By Jenifer Tull-Gauger
Warming up and stretching are important ways for any active person to prevent injuries. That’s part of why I teach and practice Yoga here at East Valley Martial Arts – Kenshin Kan. When you regularly stretch your muscles and tendons, your improved flexibility lets you move quicker and kick higher without injury. Any activity carries the risk of injury, even working out at the gym or walking in the park. So what do you do, when you hurt yourself, to lessen the potential of long-term damage?
There’s a helpful technique that I call Dr. Scott’s Pain-O-Meter. Many of our students have met Dr. Scott De La Fe when he has taught stretching seminars at the dojo. Others have visited him at De La Fe Chiropractic for injuries or chiropractic adjustments. He is a chiropractor experienced in sports injury and rehabilitation. Gauger Shihan and I speak from experience when we say that Dr. Scott knows his stuff.
The last time Dr. Scott visited our dojo he gave us the Pain-O-Meter scale, which is information worth learning, repeating, and teaching to the kids. It starts with the basic practice (used by doctors and nurses) of rating your pain on a scale of zero to 10. A zero is no pain: you are happy and feeling good. A 10 is the worst pain you could imagine or the worst pain you’ve had in your life. (I have heard from many sources that a gallbladder attack is worse than childbirth, so if you’ve had one, that might be your 10.)
Okay, so you’re moving along and ouch, you hurt yourself! Notice the pain and rate it from zero to 10. (Listen to your body, as we say in Yoga.)
If the pain is a 5, stop your activity and take a moment to stretch. Then try the activity again. If it feels better, you are good to continue. If the pain is still a 5, or gets to a 5 again that day, then stop your activity for the day. Continue to gently stretch the area, ice it and take it easy until it feels better.
If the pain is a 7 or higher, you are done. Immediately! Stop exertion for the day. Carefully stretch, ice the area, and allow it to heal.
Dr. Scott also says, regularly and gently stretching muscles as they heal allows the muscle fibers to recover more completely and allows healthier fibers and better flexibility over time.
Remember: Assess injury pain from 1 to 10. 1 to 4 means you can probably continue. A 5 means to take a moment to stretch, then try moving to see if the pain lessens. If it’s better, keep on moving. If it stays at or goes back up to 5, stop exercising for the day, gently stretch, ice the injury, and go easy until it feels better. If the pain is 7 or higher, STOP training, gently stretch, ice, and heal!

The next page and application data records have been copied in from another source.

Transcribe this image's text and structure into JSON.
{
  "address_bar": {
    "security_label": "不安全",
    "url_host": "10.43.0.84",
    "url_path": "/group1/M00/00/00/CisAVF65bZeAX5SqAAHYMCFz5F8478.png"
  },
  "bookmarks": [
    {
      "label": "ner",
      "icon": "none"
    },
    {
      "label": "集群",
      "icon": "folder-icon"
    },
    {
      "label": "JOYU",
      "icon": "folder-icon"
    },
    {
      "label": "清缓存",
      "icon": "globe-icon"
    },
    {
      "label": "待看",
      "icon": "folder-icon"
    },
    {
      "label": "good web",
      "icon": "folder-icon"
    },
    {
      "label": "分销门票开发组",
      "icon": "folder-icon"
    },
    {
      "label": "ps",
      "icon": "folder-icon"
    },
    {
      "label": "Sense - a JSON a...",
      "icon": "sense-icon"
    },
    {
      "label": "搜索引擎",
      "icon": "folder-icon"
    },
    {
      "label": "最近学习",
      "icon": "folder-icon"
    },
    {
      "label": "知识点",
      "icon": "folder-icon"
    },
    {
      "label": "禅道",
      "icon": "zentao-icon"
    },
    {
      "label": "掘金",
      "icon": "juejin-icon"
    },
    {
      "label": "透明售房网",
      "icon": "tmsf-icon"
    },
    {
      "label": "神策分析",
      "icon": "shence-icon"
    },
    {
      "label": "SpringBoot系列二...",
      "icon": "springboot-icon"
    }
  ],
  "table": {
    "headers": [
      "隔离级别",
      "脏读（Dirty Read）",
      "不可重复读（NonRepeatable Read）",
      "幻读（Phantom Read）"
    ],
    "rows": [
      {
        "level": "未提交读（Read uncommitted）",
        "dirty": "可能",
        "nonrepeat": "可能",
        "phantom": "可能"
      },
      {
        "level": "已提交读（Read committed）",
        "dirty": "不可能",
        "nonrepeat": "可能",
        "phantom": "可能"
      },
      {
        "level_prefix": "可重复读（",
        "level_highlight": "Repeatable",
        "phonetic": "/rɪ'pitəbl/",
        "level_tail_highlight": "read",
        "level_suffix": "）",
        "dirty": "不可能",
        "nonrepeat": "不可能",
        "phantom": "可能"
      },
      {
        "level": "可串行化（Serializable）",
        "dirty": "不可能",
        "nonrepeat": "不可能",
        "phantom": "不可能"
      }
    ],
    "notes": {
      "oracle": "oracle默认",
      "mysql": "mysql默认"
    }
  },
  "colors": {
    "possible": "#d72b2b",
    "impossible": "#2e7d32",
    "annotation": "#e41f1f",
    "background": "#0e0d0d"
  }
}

We all risk injury as we move through our day. In case of injury, use Dr. Scott’s Pain-O-Meter. You will lessen the impact of injury. Listen to your body and you will be able to keep moving at maximum capacity for the long run.
De La Fe Chiropractic is on Facebook. Their website is http://www.backfxr.com